╔══

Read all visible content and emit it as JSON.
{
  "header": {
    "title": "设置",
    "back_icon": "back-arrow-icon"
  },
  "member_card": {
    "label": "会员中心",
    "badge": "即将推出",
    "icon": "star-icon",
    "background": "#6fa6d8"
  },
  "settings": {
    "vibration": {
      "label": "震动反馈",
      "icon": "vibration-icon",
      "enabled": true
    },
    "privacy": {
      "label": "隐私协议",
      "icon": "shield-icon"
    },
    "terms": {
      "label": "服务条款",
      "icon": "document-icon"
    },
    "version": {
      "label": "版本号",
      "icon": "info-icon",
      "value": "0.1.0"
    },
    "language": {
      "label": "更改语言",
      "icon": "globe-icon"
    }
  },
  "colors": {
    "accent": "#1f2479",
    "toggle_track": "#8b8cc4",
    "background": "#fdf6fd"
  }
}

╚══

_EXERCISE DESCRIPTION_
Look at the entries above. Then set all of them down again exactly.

_FINISHED EXERCISE_
Read all visible content and emit it as JSON.
{
  "header": {
    "title": "设置",
    "back_icon": "back-arrow-icon"
  },
  "member_card": {
    "label": "会员中心",
    "badge": "即将推出",
    "icon": "star-icon",
    "background": "#6fa6d8"
  },
  "settings": {
    "vibration": {
      "label": "震动反馈",
      "icon": "vibration-icon",
      "enabled": true
    },
    "privacy": {
      "label": "隐私协议",
      "icon": "shield-icon"
    },
    "terms": {
      "label": "服务条款",
      "icon": "document-icon"
    },
    "version": {
      "label": "版本号",
      "icon": "info-icon",
      "value": "0.1.0"
    },
    "language": {
      "label": "更改语言",
      "icon": "globe-icon"
    }
  },
  "colors": {
    "accent": "#1f2479",
    "toggle_track": "#8b8cc4",
    "background": "#fdf6fd"
  }
}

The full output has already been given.